━━━ Material for this task ━━━
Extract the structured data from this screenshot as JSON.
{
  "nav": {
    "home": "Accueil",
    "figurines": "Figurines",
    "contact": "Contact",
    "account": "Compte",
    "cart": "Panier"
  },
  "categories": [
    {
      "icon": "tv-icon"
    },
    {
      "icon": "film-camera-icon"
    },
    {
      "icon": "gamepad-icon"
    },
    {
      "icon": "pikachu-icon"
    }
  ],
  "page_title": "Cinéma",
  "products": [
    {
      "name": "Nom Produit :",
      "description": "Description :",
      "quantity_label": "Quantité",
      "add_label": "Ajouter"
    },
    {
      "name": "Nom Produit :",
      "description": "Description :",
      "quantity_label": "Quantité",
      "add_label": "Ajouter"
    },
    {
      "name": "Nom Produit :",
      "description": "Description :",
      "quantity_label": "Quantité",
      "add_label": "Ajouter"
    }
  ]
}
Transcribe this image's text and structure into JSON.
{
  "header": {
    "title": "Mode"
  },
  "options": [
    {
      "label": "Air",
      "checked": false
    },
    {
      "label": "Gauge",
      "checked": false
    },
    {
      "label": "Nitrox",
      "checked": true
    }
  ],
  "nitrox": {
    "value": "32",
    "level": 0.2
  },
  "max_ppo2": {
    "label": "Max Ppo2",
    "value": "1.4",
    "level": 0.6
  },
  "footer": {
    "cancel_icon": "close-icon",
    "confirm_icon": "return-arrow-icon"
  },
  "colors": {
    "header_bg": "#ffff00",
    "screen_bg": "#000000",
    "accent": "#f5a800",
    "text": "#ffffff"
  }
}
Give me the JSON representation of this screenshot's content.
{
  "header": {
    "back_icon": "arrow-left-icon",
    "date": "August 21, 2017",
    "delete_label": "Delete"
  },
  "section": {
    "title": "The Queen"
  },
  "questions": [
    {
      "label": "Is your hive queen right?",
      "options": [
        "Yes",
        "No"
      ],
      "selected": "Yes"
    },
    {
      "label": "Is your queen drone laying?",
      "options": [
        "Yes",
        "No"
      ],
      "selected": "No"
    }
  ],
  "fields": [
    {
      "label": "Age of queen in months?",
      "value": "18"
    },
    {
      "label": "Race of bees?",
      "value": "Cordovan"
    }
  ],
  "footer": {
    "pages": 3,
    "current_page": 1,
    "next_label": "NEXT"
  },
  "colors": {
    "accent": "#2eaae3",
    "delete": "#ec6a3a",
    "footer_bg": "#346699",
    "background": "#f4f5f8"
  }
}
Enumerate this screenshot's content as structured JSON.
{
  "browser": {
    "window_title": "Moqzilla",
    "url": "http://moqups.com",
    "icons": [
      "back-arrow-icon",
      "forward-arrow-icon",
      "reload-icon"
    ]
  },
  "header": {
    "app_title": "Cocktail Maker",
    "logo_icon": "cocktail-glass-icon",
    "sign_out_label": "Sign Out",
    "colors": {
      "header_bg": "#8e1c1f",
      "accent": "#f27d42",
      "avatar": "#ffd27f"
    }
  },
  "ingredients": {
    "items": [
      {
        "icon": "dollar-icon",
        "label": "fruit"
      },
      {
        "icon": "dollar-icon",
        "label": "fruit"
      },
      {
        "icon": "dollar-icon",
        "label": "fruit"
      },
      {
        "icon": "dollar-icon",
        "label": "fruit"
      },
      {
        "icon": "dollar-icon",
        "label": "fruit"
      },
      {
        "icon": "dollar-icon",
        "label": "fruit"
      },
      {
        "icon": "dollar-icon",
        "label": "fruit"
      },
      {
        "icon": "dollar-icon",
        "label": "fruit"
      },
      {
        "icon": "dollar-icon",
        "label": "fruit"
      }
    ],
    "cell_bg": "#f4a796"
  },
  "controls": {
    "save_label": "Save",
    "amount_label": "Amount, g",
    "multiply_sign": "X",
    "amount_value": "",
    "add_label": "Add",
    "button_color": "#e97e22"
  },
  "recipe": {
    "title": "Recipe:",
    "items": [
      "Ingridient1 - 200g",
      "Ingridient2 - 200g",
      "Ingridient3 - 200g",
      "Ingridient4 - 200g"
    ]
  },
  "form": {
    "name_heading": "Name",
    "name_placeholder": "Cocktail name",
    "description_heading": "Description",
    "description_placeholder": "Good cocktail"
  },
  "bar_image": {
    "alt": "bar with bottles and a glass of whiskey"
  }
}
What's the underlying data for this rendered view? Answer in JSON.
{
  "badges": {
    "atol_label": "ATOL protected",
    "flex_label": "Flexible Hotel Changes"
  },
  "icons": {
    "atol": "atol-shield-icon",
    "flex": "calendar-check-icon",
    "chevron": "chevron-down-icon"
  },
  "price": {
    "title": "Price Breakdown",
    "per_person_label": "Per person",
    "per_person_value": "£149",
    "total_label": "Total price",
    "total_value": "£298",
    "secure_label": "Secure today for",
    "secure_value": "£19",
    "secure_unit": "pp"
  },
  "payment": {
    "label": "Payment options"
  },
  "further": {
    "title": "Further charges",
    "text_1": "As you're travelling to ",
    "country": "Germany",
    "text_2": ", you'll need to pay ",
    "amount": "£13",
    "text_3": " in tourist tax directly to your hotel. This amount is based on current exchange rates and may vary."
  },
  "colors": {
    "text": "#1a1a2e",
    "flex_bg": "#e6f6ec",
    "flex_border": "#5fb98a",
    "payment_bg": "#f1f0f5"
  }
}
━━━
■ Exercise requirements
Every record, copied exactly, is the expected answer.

■ Result
Extract the structured data from this screenshot as JSON.
{
  "nav": {
    "home": "Accueil",
    "figurines": "Figurines",
    "contact": "Contact",
    "account": "Compte",
    "cart": "Panier"
  },
  "categories": [
    {
      "icon": "tv-icon"
    },
    {
      "icon": "film-camera-icon"
    },
    {
      "icon": "gamepad-icon"
    },
    {
      "icon": "pikachu-icon"
    }
  ],
  "page_title": "Cinéma",
  "products": [
    {
      "name": "Nom Produit :",
      "description": "Description :",
      "quantity_label": "Quantité",
      "add_label": "Ajouter"
    },
    {
      "name": "Nom Produit :",
      "description": "Description :",
      "quantity_label": "Quantité",
      "add_label": "Ajouter"
    },
    {
      "name": "Nom Produit :",
      "description": "Description :",
      "quantity_label": "Quantité",
      "add_label": "Ajouter"
    }
  ]
}
Transcribe this image's text and structure into JSON.
{
  "header": {
    "title": "Mode"
  },
  "options": [
    {
      "label": "Air",
      "checked": false
    },
    {
      "label": "Gauge",
      "checked": false
    },
    {
      "label": "Nitrox",
      "checked": true
    }
  ],
  "nitrox": {
    "value": "32",
    "level": 0.2
  },
  "max_ppo2": {
    "label": "Max Ppo2",
    "value": "1.4",
    "level": 0.6
  },
  "footer": {
    "cancel_icon": "close-icon",
    "confirm_icon": "return-arrow-icon"
  },
  "colors": {
    "header_bg": "#ffff00",
    "screen_bg": "#000000",
    "accent": "#f5a800",
    "text": "#ffffff"
  }
}
Give me the JSON representation of this screenshot's content.
{
  "header": {
    "back_icon": "arrow-left-icon",
    "date": "August 21, 2017",
    "delete_label": "Delete"
  },
  "section": {
    "title": "The Queen"
  },
  "questions": [
    {
      "label": "Is your hive queen right?",
      "options": [
        "Yes",
        "No"
      ],
      "selected": "Yes"
    },
    {
      "label": "Is your queen drone laying?",
      "options": [
        "Yes",
        "No"
      ],
      "selected": "No"
    }
  ],
  "fields": [
    {
      "label": "Age of queen in months?",
      "value": "18"
    },
    {
      "label": "Race of bees?",
      "value": "Cordovan"
    }
  ],
  "footer": {
    "pages": 3,
    "current_page": 1,
    "next_label": "NEXT"
  },
  "colors": {
    "accent": "#2eaae3",
    "delete": "#ec6a3a",
    "footer_bg": "#346699",
    "background": "#f4f5f8"
  }
}
Enumerate this screenshot's content as structured JSON.
{
  "browser": {
    "window_title": "Moqzilla",
    "url": "http://moqups.com",
    "icons": [
      "back-arrow-icon",
      "forward-arrow-icon",
      "reload-icon"
    ]
  },
  "header": {
    "app_title": "Cocktail Maker",
    "logo_icon": "cocktail-glass-icon",
    "sign_out_label": "Sign Out",
    "colors": {
      "header_bg": "#8e1c1f",
      "accent": "#f27d42",
      "avatar": "#ffd27f"
    }
  },
  "ingredients": {
    "items": [
      {
        "icon": "dollar-icon",
        "label": "fruit"
      },
      {
        "icon": "dollar-icon",
        "label": "fruit"
      },
      {
        "icon": "dollar-icon",
        "label": "fruit"
      },
      {
        "icon": "dollar-icon",
        "label": "fruit"
      },
      {
        "icon": "dollar-icon",
        "label": "fruit"
      },
      {
        "icon": "dollar-icon",
        "label": "fruit"
      },
      {
        "icon": "dollar-icon",
        "label": "fruit"
      },
      {
        "icon": "dollar-icon",
        "label": "fruit"
      },
      {
        "icon": "dollar-icon",
        "label": "fruit"
      }
    ],
    "cell_bg": "#f4a796"
  },
  "controls": {
    "save_label": "Save",
    "amount_label": "Amount, g",
    "multiply_sign": "X",
    "amount_value": "",
    "add_label": "Add",
    "button_color": "#e97e22"
  },
  "recipe": {
    "title": "Recipe:",
    "items": [
      "Ingridient1 - 200g",
      "Ingridient2 - 200g",
      "Ingridient3 - 200g",
      "Ingridient4 - 200g"
    ]
  },
  "form": {
    "name_heading": "Name",
    "name_placeholder": "Cocktail name",
    "description_heading": "Description",
    "description_placeholder": "Good cocktail"
  },
  "bar_image": {
    "alt": "bar with bottles and a glass of whiskey"
  }
}
What's the underlying data for this rendered view? Answer in JSON.
{
  "badges": {
    "atol_label": "ATOL protected",
    "flex_label": "Flexible Hotel Changes"
  },
  "icons": {
    "atol": "atol-shield-icon",
    "flex": "calendar-check-icon",
    "chevron": "chevron-down-icon"
  },
  "price": {
    "title": "Price Breakdown",
    "per_person_label": "Per person",
    "per_person_value": "£149",
    "total_label": "Total price",
    "total_value": "£298",
    "secure_label": "Secure today for",
    "secure_value": "£19",
    "secure_unit": "pp"
  },
  "payment": {
    "label": "Payment options"
  },
  "further": {
    "title": "Further charges",
    "text_1": "As you're travelling to ",
    "country": "Germany",
    "text_2": ", you'll need to pay ",
    "amount": "£13",
    "text_3": " in tourist tax directly to your hotel. This amount is based on current exchange rates and may vary."
  },
  "colors": {
    "text": "#1a1a2e",
    "flex_bg": "#e6f6ec",
    "flex_border": "#5fb98a",
    "payment_bg": "#f1f0f5"
  }
}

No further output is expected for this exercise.